GI Joe has a real fight on his hands this holiday season.
Waves of new action figures are invading toy departments this year, challenging longtime sales leaders such as Joe--in his most recent incarnation as GI Joe Street Fighter II--and the Teenage Mutant Ninja Turtles.
Last year, nostalgia and "nice" were the rage as toys such as troll dolls and gentle Barney the Dinosaur dominated the scene.
This season, however, feisty figurines such as the Mighty Morphin Power Rangers, Biker Mice from Mars and other toy versions of film and television characters are among the projected top sellers.
"There's Batman and Jurassic Park figures--the action figure category is very hot," said Jill Krutick, an industry analyst at Salomon Bros. in New York. "There are so many popular figures that no single toy will dominate."
While retailers are giving ample space to these mites, they're also pinning their hopes on high-tech talking toys, board games and traditional top sellers such as Barbie.
Mattel's introduction of the new Western Stampin' Barbie is expected to bolster sales of this perennial favorite. Traditional board games and battery-operated toys such as Radio Control Racer by Fisher-Price should also do well, said Laurie Smith, an analyst at Seidler Amdec in Los Angeles.
Retailers believe that an entry by Yes Entertainment, TV Teddy, will do particularly well. TV Teddy comes with a videocassette that is designed to prompt the toy to talk to a child viewing the video.
Among the other talking toys expected to be popular are Toby Terrier from Tiger Electronics, Hasbro's Talking Barney and Tyco Toys' Talking Family Dollhouse.
However, it is the action figures that are creating the holiday season excitement this year.
Although hot-selling action figures are nothing new, toy makers introduced about 40 new lines this year--nearly twice the number that debuted a year ago.
Tie-ins to successful films and television programs are a particularly powerful combination in the action figure sector this year, said Thomas Kully, a toy industry analyst at William Blair in Chicago.
"We go through waves--periods when the media influences toy sales--and the industry is riding a big wave right now," Kully said.
The "Mighty Morphin Power Rangers" television show is red-hot. The Rangers are five teen-agers empowered with the spirits of dinosaurs.
The live-action program includes tot and teen lures such as robots, dinosaurs, alien creatures and martial arts.
The Mighty Morphin toys have been in such high demand that parents have had to scramble to find them. In fact, the toy's manufacturer--Cerritos-based Bandai America--recently bought newspaper ads in major cities promising consumers that efforts are being made to get more Rangers to toy stores.
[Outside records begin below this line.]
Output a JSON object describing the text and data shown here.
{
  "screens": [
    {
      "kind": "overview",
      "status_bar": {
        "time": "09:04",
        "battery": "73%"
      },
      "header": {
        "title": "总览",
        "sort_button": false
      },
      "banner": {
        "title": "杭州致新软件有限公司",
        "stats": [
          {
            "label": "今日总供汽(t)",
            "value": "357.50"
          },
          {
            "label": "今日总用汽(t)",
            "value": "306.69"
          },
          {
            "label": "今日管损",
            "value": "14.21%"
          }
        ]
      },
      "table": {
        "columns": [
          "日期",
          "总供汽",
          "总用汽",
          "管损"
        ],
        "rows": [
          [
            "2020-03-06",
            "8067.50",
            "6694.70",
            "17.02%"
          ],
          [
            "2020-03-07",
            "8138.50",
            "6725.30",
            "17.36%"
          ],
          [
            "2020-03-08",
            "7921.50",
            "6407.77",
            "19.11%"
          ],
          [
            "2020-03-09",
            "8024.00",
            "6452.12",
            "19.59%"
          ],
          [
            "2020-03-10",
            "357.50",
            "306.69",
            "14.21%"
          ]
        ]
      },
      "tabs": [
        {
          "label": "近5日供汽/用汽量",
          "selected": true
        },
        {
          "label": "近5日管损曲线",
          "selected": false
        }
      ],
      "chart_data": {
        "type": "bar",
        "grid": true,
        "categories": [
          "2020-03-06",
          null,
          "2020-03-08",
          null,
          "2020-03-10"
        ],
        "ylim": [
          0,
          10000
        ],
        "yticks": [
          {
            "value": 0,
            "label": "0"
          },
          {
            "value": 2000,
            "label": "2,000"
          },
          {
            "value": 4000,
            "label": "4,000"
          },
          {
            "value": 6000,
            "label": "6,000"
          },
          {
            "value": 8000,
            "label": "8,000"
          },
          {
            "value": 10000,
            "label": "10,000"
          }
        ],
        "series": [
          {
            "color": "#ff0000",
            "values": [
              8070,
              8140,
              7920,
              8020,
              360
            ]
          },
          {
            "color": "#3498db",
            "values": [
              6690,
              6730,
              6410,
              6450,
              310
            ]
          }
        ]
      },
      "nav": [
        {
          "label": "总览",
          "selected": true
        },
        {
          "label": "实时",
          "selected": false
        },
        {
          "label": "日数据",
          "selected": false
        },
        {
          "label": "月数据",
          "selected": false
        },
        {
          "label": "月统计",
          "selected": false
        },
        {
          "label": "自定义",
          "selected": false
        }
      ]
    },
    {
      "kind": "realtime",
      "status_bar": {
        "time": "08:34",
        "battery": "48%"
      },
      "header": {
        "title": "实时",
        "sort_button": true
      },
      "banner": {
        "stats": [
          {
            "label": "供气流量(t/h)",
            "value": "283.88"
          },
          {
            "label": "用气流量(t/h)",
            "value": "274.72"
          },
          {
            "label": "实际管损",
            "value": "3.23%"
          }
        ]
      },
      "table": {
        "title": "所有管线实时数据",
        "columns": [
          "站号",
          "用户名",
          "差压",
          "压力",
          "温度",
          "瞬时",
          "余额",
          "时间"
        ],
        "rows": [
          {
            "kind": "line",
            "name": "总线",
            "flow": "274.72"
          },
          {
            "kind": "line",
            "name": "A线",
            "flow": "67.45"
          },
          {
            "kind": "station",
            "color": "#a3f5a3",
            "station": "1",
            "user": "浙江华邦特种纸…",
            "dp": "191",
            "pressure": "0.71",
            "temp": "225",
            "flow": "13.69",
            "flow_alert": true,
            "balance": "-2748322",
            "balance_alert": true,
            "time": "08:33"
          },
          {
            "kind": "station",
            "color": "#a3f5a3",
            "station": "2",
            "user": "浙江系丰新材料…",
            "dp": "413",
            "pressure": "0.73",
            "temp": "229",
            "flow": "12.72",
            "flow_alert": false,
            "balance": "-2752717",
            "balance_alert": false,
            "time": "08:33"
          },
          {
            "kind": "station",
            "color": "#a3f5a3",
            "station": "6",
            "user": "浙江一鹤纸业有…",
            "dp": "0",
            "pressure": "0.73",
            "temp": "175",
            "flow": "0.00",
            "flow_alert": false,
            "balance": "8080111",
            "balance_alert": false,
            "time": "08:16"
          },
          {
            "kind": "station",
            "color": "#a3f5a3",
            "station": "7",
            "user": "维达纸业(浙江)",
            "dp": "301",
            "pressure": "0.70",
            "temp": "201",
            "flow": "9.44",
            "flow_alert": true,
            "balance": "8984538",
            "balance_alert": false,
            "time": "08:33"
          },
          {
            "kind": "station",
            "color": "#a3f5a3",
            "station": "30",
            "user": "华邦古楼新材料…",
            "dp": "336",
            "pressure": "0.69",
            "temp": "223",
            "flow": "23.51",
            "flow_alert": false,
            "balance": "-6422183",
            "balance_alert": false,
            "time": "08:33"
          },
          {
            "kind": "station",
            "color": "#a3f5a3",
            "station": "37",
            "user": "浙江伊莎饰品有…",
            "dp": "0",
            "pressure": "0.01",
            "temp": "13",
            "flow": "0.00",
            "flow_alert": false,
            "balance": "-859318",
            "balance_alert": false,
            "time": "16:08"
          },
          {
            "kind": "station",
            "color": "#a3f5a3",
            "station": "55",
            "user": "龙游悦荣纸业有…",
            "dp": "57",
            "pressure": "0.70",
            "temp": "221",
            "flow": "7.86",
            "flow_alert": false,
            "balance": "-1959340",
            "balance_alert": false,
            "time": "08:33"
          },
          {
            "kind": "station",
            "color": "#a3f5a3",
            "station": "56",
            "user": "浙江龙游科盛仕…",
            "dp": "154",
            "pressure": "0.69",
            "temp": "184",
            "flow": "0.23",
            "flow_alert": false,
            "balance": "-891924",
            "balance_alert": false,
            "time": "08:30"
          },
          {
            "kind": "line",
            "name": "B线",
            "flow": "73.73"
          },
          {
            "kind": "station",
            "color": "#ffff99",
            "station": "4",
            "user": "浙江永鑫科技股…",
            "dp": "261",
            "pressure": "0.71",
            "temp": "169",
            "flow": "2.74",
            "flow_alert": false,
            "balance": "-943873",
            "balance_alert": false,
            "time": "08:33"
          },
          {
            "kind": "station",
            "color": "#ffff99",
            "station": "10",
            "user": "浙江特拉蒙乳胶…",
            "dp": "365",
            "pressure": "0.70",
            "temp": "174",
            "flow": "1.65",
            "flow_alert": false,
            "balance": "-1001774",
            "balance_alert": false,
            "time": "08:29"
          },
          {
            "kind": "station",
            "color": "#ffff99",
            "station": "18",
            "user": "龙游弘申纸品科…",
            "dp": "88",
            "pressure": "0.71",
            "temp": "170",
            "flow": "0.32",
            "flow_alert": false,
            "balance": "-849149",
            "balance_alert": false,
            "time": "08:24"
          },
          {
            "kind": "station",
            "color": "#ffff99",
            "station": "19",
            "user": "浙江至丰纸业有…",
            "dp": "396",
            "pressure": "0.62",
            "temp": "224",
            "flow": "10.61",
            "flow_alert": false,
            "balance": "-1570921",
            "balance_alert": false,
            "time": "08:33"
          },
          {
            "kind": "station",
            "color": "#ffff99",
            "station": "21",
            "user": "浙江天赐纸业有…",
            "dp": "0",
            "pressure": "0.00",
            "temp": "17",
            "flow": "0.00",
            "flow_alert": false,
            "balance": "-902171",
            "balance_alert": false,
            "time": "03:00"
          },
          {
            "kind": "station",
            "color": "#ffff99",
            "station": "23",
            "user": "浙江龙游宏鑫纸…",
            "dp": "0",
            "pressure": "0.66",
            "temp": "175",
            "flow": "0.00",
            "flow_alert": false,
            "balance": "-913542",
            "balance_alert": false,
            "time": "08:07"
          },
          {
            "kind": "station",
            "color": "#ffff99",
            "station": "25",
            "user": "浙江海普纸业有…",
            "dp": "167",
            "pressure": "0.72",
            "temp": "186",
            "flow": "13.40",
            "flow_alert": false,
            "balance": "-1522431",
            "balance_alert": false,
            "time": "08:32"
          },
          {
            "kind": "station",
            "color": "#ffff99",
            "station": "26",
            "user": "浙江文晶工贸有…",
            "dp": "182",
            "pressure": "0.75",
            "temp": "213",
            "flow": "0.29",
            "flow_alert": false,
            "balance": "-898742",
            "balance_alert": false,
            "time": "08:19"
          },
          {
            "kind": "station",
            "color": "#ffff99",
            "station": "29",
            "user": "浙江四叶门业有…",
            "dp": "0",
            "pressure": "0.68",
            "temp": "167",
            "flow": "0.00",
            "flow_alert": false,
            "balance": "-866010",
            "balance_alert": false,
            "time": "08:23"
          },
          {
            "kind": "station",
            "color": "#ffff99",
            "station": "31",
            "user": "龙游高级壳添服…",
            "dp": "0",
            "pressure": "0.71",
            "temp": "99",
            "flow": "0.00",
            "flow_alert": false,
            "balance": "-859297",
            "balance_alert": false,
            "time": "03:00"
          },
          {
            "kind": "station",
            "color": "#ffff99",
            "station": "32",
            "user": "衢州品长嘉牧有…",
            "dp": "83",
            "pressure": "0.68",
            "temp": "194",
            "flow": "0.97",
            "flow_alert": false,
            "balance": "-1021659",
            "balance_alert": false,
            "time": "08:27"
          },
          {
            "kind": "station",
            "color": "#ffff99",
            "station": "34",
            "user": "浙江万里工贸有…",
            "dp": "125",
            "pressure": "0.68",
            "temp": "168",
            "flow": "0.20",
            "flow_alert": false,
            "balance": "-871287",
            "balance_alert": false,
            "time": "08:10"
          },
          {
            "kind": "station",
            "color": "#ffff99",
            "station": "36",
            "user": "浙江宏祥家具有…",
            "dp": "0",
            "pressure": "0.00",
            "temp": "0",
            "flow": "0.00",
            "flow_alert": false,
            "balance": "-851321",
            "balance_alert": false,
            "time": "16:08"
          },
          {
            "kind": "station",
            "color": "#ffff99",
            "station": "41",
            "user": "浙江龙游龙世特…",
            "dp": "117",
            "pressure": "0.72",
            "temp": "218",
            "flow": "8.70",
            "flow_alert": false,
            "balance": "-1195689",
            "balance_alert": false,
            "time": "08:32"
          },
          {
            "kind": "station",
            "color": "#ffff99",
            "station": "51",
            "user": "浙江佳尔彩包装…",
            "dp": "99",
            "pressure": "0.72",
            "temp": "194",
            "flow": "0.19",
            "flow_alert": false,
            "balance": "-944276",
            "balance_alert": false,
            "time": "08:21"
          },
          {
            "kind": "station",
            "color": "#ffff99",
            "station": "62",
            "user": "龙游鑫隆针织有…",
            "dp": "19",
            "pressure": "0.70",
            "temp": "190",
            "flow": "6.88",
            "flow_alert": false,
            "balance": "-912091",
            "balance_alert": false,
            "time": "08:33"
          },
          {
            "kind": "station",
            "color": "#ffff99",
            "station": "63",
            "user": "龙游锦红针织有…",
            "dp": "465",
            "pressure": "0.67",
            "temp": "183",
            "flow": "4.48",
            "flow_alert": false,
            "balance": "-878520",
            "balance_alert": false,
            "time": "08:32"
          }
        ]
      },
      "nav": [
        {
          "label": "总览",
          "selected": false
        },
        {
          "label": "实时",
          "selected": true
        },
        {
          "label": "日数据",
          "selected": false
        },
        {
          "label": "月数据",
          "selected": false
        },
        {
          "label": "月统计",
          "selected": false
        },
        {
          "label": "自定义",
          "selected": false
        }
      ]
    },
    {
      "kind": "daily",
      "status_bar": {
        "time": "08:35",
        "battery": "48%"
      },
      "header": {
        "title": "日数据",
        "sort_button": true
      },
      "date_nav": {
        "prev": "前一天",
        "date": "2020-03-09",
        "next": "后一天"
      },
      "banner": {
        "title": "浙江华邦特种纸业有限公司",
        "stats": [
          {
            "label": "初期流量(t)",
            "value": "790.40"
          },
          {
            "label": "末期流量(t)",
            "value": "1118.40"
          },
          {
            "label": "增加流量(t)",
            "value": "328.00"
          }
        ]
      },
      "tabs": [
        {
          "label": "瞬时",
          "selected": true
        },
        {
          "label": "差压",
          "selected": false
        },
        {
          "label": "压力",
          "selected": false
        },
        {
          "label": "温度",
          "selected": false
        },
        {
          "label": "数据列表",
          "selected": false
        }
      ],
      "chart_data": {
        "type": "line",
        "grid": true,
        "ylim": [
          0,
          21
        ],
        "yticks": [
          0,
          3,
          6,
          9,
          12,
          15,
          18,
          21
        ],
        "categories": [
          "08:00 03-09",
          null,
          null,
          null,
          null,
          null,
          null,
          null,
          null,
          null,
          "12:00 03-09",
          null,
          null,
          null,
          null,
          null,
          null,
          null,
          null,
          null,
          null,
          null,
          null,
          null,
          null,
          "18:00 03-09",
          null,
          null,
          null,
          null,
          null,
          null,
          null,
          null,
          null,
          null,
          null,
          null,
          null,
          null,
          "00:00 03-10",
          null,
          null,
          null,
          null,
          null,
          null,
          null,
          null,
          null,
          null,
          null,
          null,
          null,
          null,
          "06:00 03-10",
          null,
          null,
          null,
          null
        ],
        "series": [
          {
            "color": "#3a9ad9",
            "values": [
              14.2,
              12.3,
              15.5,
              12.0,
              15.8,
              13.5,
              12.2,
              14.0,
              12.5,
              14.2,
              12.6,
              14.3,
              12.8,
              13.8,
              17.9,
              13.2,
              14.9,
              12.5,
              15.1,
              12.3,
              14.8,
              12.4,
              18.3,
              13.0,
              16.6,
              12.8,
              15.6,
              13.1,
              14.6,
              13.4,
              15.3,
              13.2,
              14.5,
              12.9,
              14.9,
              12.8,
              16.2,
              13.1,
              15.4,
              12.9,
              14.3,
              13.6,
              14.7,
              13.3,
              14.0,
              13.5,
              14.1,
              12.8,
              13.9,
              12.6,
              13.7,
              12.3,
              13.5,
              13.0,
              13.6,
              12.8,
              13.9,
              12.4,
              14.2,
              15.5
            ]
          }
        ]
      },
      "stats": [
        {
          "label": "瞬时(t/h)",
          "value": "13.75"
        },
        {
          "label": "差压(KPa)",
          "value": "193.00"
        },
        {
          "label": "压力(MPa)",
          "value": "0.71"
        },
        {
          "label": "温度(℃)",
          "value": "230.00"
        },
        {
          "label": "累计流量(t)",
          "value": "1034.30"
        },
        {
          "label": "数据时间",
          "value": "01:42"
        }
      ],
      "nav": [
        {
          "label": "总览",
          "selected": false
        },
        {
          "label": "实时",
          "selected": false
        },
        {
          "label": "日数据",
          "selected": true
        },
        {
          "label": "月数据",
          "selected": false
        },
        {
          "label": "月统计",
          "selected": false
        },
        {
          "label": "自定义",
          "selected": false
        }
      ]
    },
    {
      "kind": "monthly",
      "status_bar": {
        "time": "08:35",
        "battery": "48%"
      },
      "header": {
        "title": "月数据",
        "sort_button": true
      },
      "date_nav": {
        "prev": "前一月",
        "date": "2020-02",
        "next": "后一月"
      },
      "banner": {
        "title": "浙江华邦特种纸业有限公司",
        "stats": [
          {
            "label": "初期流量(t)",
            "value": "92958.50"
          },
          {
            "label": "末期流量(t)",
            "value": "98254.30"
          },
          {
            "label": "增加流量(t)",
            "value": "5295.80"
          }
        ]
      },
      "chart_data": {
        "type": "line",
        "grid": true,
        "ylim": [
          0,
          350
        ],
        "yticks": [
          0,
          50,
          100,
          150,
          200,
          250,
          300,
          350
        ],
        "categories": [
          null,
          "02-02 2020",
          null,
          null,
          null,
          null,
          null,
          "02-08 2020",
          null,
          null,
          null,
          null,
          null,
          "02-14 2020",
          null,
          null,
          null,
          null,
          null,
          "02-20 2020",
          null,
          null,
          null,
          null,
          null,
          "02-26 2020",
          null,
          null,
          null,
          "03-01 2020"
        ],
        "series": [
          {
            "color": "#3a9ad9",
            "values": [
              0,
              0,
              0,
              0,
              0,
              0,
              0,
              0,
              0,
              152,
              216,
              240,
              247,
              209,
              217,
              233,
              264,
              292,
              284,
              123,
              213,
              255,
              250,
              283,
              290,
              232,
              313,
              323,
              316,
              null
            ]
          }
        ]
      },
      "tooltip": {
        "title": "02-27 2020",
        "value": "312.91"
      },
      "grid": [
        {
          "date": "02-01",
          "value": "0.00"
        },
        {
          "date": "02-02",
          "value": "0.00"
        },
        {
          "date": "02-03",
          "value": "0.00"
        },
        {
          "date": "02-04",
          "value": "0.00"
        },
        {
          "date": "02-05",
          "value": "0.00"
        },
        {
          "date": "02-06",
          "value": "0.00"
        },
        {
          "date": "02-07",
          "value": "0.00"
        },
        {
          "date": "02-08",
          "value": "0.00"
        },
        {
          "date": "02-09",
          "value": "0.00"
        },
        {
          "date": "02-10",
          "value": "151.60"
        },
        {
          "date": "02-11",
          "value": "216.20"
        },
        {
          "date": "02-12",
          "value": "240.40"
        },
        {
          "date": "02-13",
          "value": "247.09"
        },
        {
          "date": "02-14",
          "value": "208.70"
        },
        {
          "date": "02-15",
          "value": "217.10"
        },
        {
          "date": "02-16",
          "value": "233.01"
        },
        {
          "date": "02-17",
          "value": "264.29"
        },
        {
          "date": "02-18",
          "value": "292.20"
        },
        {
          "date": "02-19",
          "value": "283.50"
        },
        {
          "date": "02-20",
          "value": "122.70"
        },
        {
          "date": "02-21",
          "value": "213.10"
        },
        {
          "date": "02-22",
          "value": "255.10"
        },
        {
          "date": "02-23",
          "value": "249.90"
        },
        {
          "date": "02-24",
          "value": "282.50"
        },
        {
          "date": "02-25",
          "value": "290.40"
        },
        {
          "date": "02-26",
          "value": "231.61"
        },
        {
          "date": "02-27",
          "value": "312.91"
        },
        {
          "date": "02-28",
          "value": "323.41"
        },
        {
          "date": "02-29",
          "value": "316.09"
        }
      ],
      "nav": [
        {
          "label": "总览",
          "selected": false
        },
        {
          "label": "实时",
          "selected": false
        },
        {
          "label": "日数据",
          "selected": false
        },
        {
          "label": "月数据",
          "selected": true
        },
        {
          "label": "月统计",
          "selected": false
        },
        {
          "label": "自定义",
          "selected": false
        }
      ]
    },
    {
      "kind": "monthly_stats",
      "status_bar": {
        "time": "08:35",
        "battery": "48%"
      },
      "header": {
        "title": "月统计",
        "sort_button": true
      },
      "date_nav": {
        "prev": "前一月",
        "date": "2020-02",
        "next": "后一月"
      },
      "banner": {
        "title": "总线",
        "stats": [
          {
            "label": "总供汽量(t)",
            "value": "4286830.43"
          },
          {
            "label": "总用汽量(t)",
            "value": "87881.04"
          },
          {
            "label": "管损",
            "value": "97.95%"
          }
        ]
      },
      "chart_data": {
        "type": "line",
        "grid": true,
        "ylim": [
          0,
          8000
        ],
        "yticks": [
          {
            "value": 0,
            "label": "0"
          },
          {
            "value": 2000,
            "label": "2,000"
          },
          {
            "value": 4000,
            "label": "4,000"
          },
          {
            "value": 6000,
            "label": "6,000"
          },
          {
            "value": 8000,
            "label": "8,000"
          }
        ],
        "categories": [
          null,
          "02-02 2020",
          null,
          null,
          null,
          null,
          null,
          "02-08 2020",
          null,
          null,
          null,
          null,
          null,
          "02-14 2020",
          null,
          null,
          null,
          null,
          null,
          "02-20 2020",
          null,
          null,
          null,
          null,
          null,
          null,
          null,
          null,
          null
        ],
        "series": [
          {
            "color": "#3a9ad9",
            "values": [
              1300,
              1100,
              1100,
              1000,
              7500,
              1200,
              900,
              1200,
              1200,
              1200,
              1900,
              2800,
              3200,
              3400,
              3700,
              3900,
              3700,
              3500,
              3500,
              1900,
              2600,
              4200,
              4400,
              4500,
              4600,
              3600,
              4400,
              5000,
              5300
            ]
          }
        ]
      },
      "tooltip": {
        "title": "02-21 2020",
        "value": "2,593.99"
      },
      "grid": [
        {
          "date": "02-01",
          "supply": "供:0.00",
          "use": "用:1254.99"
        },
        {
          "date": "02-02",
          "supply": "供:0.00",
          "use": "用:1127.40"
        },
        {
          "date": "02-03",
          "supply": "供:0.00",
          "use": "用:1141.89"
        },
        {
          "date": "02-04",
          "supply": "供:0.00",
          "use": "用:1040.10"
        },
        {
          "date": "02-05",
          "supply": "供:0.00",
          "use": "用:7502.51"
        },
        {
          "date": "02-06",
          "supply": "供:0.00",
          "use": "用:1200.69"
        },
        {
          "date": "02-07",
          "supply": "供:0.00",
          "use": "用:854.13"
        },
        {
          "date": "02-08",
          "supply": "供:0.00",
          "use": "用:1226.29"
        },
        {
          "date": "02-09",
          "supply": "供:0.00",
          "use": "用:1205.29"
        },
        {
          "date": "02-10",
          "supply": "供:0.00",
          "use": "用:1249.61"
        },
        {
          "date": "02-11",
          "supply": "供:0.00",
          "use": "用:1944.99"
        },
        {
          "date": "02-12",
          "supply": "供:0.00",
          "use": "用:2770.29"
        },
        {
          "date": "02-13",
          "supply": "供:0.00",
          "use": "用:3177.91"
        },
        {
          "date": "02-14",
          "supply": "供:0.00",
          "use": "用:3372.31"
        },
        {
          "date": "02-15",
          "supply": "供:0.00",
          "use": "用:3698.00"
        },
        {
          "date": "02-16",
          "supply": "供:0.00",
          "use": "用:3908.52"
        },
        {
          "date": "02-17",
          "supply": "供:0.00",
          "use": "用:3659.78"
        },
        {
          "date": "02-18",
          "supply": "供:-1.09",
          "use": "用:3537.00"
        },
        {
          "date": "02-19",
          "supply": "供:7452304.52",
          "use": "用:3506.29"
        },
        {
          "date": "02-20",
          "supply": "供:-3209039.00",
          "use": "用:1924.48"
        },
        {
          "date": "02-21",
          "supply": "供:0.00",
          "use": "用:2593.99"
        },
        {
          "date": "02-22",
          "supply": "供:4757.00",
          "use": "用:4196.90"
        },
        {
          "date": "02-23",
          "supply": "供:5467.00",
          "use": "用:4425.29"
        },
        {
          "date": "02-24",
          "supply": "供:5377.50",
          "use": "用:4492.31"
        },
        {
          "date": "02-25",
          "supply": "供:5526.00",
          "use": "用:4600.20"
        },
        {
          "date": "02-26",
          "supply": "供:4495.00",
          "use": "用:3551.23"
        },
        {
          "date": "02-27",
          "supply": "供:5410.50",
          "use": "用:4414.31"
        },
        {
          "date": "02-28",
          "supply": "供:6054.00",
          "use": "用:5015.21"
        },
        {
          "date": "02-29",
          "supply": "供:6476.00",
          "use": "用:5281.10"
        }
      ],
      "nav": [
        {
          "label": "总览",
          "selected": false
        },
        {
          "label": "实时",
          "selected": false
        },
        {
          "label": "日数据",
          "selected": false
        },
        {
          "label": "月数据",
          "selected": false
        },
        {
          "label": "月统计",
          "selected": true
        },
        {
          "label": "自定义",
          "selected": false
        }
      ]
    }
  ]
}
"As soon as we put the Rangers on the shelves, they're gone," said Gail Dorn, a spokeswoman for Target.
So far, 1.7 million Ranger figures have been sold at about $10 each, said Peter Dang, marketing and sales vice president at Bandai. The figures are popular with girls as well as boys because two of the Ranger characters are female, as is an estimated 35% of the viewing audience, Dang said.
Another new popular television program, an animated show called "Biker Mice from Mars," is generating interest in action figures with the same name and likeness. The manufacturer, San Francisco-based Lewis Galoob Toys, started shipping Biker Mice to stores this week--ahead of the original January launch date.
The TV characters are human-size mice who battled and lost the fight to the loathsome Plutarkians on Mars. The mice left their planet but found Plutarkians--disguised as Chicagoans--when they arrived on Earth.
The extraterrestrial rodents live in Quigley Field and love rock and roll, sports and root beer. Industry analysts expect the toys to be big sellers.
Toy Survey Favorites
Children, the ultimate toy experts, were recently given opportunities to test and rate toys during two different surveys. Some put toys to the test at 554 Target stores in 32 states, where they showed a clear preference for action figures such as the Mighty Morphin Power Rangers, Teen-Age Mutant Ninja Turtles and Batman.
The sixth annual Duracell Kid's Choice survey was based on testing at 30 YMCA after-school centers. The participants showed a preference for action toys such as Loopin' Louie, a game in which players hit a lever to protect their chicken token from a swooping plane, and Zoom Ball, a version of catch with handles and string.
Target's Top 5
Toy Manufacturer Talking Barney Hasbro Mighty Morphin Power Rangers Bandai America Western Stampin' Barbie Mattel Teenage Mutant Ninja Turtles Playmates Batman Kenner
Duracell's Top 5
Toy Manufacturer Loopin' Louie Milton Bradley Radio Control Racer Fisher-Price Zoom Ball Pressman Toy Snardvark Parker Bros. Crayola Designer Lite Desks Binney & Smith
Favorites and Flops
Toy industry analysts say preferences shift, with some categories popular one year and weak in others. Here are the "in" and "out" categories for 1993, according to some analysts.